November 3:  Fighting Food Insecurity in Richmond presented by Taylor Scott founder of RVA Community Fridges

In Richmond, 20.3 of city residents experience food insecurity, meaning a lack of consistent access to enough food for every person in a household to live an active, healthy life. Hear what RVA Community Fridges is doing to tackle this problem through their city network of community fridges which are publicly accessible with fresh food for people facing hunger and hard times. We'll learn about how we can support their mission and help serve our community

Taylor Scott is the founder of RVA Community Fridges, an organization fighting food insecurity with a network of community fridges filled with free, fresh food for those in need. The idea began when Taylor found herself with an overabundance of tomatoes an no way to share them with the community. A community fridge was suggested, but while they were plentiful in her home city of New Orleans, Richmond had no such thing.
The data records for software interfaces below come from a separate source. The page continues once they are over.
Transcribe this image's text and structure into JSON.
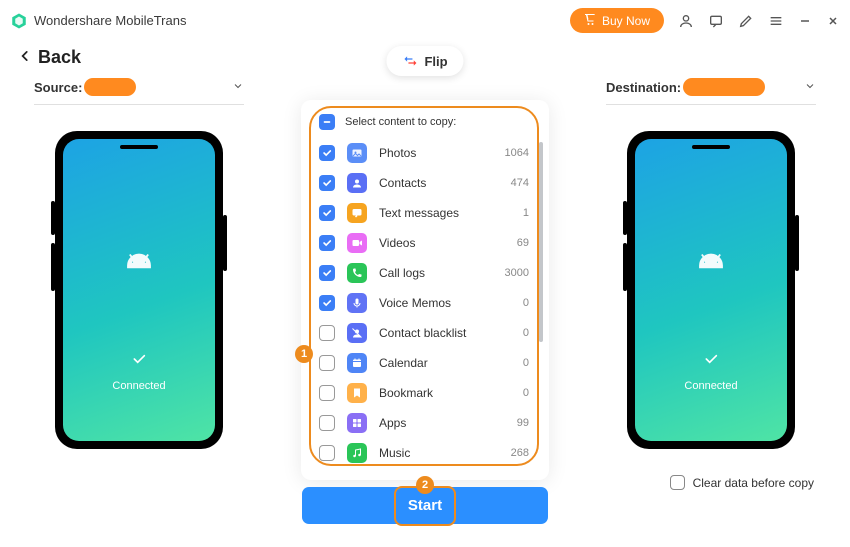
{
  "app_title": "Wondershare MobileTrans",
  "buy_now": "Buy Now",
  "back_label": "Back",
  "flip_label": "Flip",
  "source_label": "Source:",
  "destination_label": "Destination:",
  "connected_label": "Connected",
  "selectall_label": "Select content to copy:",
  "content": [
    {
      "name": "photos",
      "label": "Photos",
      "count": 1064,
      "checked": true,
      "icon_bg": "#5b8ef7"
    },
    {
      "name": "contacts",
      "label": "Contacts",
      "count": 474,
      "checked": true,
      "icon_bg": "#5a6ff5"
    },
    {
      "name": "textmessages",
      "label": "Text messages",
      "count": 1,
      "checked": true,
      "icon_bg": "#f6a420"
    },
    {
      "name": "videos",
      "label": "Videos",
      "count": 69,
      "checked": true,
      "icon_bg": "#e96df5"
    },
    {
      "name": "calllogs",
      "label": "Call logs",
      "count": 3000,
      "checked": true,
      "icon_bg": "#2ac558"
    },
    {
      "name": "voicememos",
      "label": "Voice Memos",
      "count": 0,
      "checked": true,
      "icon_bg": "#6073f5"
    },
    {
      "name": "blacklist",
      "label": "Contact blacklist",
      "count": 0,
      "checked": false,
      "icon_bg": "#5a6ff5"
    },
    {
      "name": "calendar",
      "label": "Calendar",
      "count": 0,
      "checked": false,
      "icon_bg": "#4f85f6"
    },
    {
      "name": "bookmark",
      "label": "Bookmark",
      "count": 0,
      "checked": false,
      "icon_bg": "#ffb14a"
    },
    {
      "name": "apps",
      "label": "Apps",
      "count": 99,
      "checked": false,
      "icon_bg": "#8a6ff5"
    },
    {
      "name": "music",
      "label": "Music",
      "count": 268,
      "checked": false,
      "icon_bg": "#2ac558"
    }
  ],
  "start_label": "Start",
  "clear_label": "Clear data before copy",
  "annotations": {
    "one": "1",
    "two": "2"
  }
}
After opening the first fridge in January 2020, Taylor working together with business owners, farms, and community members to set up, stock, and expand her network of free fridges, the number of community fridges has grown to 13.

December 15: Sacred Pause: Inhabiting Practices of Mindfulness as Soul Care presented by Suzanne Vinson, Richmond Artist and minister.

As caring professionals, students, clergy, and human beings, we long for connection and belonging. We often long for a break in the pace of our daily living. During this talk, those gathered will be invited to experience mindfulness as soul care through micro practices of free writing, guided meditation, mark-making & doodling, while listening to inner wisdom.  We will encounter ourselves as we are in this moment and reflect on the spaces of care we recognize need for ourselves and those we offer care to. Through experience, you will have a toolkit with which to engage in soul care for yourself and share with others. 

Reverend Suzanne L. Vinson (she/her/hers)  is an artist, retreat leader, and minister living an intentional life toward wholeness, kindhearted listening, and compassionate care.  Suzanne has served in roles as a pastor, chaplain, bereavement group facilitator, and minister over the last 20 years.  At the heart of her ministry is walking alongside others in times of grief, crisis, and every day living as they experience healing through creativity, reflection, and mindful practices.  Find her art, book, Broken Wide Whole: Prayers for Daily Living, and info at